Advice to the youth
Dr. Luk concluded by giving a piece of advice to the younger physicians, that is, to remember why you choose this profession. Are you prepared using the rest of your life to be a doctor? What professional life goal you really want to have? “If you really love helping patients, then, always remember the value within, and do not be easily disturbed by the difficulty you encounter,” said Dr. Luk.
Introduction of Dr. Luk Che Chung
Dr. Luk is currently the Cluster Head and the CCE of HKWC Hospital, Hong Kong Hospital Authority. He is also at present the HCE of QMH and Tsan Yuk Hospital. Since 1999, he started to work his way up to the HCE who managed five different public hospitals under the administration of Hong Kong Hospital Authority at various times.
In his current role, Dr. Luk initiated the Patient Focus Group and set up the Hospital Information Advisory Committee to collect suggestions from patients and the community for improving hospital services.

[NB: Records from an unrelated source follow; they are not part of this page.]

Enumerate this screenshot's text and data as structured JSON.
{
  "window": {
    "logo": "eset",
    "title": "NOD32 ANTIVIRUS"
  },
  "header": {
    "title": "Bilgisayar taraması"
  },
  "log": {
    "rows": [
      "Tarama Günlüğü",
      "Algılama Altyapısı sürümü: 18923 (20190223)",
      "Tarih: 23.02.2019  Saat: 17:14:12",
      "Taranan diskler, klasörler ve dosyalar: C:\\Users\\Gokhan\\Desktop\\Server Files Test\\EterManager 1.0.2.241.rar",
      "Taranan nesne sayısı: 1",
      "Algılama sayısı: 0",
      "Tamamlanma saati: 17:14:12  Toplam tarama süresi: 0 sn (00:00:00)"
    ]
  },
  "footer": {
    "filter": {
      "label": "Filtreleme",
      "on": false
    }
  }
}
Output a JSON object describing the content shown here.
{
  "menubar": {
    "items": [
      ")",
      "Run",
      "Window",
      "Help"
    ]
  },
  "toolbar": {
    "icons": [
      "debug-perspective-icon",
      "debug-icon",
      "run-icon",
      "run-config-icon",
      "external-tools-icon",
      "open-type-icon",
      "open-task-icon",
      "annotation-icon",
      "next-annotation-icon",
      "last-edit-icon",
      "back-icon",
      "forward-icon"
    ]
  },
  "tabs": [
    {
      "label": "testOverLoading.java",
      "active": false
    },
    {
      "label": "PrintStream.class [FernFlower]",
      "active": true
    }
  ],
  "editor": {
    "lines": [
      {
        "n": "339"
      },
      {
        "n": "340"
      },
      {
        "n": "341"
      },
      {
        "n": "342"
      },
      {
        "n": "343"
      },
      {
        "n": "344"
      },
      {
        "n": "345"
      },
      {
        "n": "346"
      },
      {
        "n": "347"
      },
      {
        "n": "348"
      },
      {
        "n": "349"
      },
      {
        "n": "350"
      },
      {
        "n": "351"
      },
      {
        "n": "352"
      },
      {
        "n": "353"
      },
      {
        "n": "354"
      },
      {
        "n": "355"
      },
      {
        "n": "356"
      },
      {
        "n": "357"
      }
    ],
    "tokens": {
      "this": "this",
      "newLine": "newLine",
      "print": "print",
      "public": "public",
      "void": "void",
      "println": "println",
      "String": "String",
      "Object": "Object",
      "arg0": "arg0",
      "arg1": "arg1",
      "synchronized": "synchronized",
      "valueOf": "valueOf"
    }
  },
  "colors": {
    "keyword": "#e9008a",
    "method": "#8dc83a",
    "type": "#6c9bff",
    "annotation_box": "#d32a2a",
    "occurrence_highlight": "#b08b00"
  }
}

Being a healthcare executive in the public sector for almost twenty years, and accountable for managing a recurrent budget of HK$6 billion and 8,000 staff members in the cluster hospitals, Dr. Luk made decisions on facility planning, coordinating the annual planning of its overall operation services, the development of clinical specialty services, and hospital quality management.
Introduction of HKWC Hospitals
HKWC is one of the seven hospital clusters managed by the Hong Kong Hospital Authority in Hong Kong. It comprises seven public hospitals including QMH, Tung Wah Hospital (TWH), Grantham Hospital (GH), The Duchess of Kent Children’s Hospital at Sandy Bay (DKCH), TWGHs Fung Yiu King Hospital (FYKH), MacLehose Medical Rehabilitation Centre (MMRC) and Tsan Yuk Hospital (TYH). Tertiary and quaternary services of HKWC are provided to the entire population of Hong Kong by a team of healthcare professionals with a commitment of whole-person caring. Through cross-districts engagement and communication, the standard of service quality of HKWC is regarded as high to the local community in Hong Kong.
Conflicts of Interest: The authors have no conflicts of interest to declare.
(Interviewers: Vicky Wong, Mike Cheung, JHMHP, firstname.lastname@example.org)
Cite this article as: Wong V, Cheung M. Che Chung Luk: optimising demand management and improving service development through staff empowerment and system delegation. J Hosp Manag Health Policy 2018;2:33.